#### DATA FOR THIS TASK

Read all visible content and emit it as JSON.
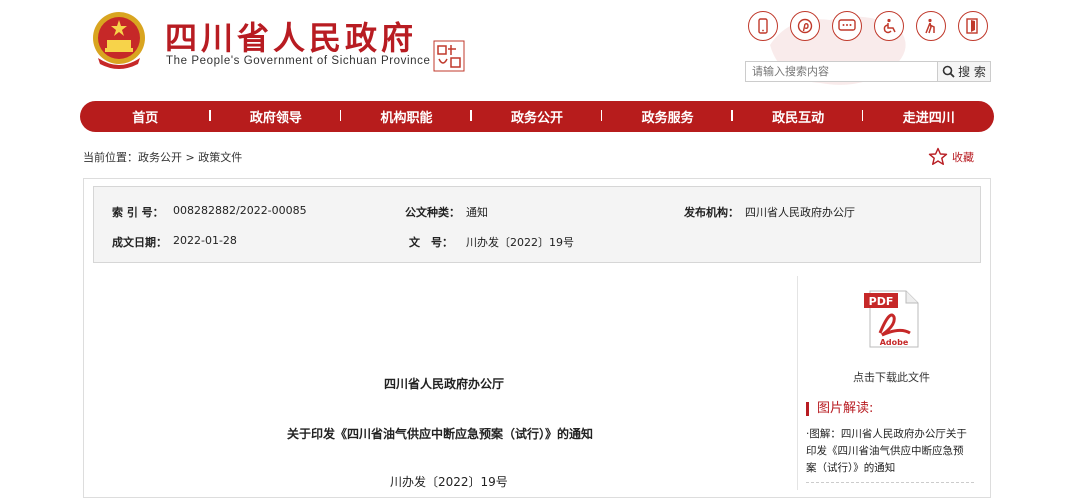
{
  "header": {
    "title": "四川省人民政府",
    "subtitle": "The People's Government of Sichuan Province"
  },
  "top_icons": [
    "mobile-icon",
    "pinterest-icon",
    "chat-icon",
    "accessibility-icon",
    "elderly-icon",
    "exit-icon"
  ],
  "search": {
    "placeholder": "请输入搜索内容",
    "button_label": "搜 索"
  },
  "nav": {
    "items": [
      "首页",
      "政府领导",
      "机构职能",
      "政务公开",
      "政务服务",
      "政民互动",
      "走进四川"
    ]
  },
  "breadcrumb": "当前位置：政务公开 > 政策文件",
  "collect_label": "收藏",
  "meta": {
    "index_label": "索 引 号：",
    "index_value": "008282882/2022-00085",
    "type_label": "公文种类：",
    "type_value": "通知",
    "publisher_label": "发布机构：",
    "publisher_value": "四川省人民政府办公厅",
    "date_label": "成文日期：",
    "date_value": "2022-01-28",
    "docno_label": "文　号：",
    "docno_value": "川办发〔2022〕19号"
  },
  "document": {
    "org": "四川省人民政府办公厅",
    "title": "关于印发《四川省油气供应中断应急预案（试行）》的通知",
    "number": "川办发〔2022〕19号"
  },
  "sidebar": {
    "pdf_label_top": "PDF",
    "pdf_label_bottom": "Adobe",
    "download_text": "点击下载此文件",
    "pic_heading": "图片解读:",
    "pic_item": "·图解：四川省人民政府办公厅关于印发《四川省油气供应中断应急预案（试行）》的通知"
  },
  "colors": {
    "brand_red": "#b81c22",
    "nav_red": "#b71c1c"
  }
}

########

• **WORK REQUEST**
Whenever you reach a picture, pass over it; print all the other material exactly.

• **YOUR SOLUTION**
Read all visible content and emit it as JSON.
{
  "header": {
    "title": "四川省人民政府",
    "subtitle": "The People's Government of Sichuan Province"
  },
  "top_icons": [
    "mobile-icon",
    "pinterest-icon",
    "chat-icon",
    "accessibility-icon",
    "elderly-icon",
    "exit-icon"
  ],
  "search": {
    "placeholder": "请输入搜索内容",
    "button_label": "搜 索"
  },
  "nav": {
    "items": [
      "首页",
      "政府领导",
      "机构职能",
      "政务公开",
      "政务服务",
      "政民互动",
      "走进四川"
    ]
  },
  "breadcrumb": "当前位置：政务公开 > 政策文件",
  "collect_label": "收藏",
  "meta": {
    "index_label": "索 引 号：",
    "index_value": "008282882/2022-00085",
    "type_label": "公文种类：",
    "type_value": "通知",
    "publisher_label": "发布机构：",
    "publisher_value": "四川省人民政府办公厅",
    "date_label": "成文日期：",
    "date_value": "2022-01-28",
    "docno_label": "文　号：",
    "docno_value": "川办发〔2022〕19号"
  },
  "document": {
    "org": "四川省人民政府办公厅",
    "title": "关于印发《四川省油气供应中断应急预案（试行）》的通知",
    "number": "川办发〔2022〕19号"
  },
  "sidebar": {
    "pdf_label_top": "PDF",
    "pdf_label_bottom": "Adobe",
    "download_text": "点击下载此文件",
    "pic_heading": "图片解读:",
    "pic_item": "·图解：四川省人民政府办公厅关于印发《四川省油气供应中断应急预案（试行）》的通知"
  },
  "colors": {
    "brand_red": "#b81c22",
    "nav_red": "#b71c1c"
  }
}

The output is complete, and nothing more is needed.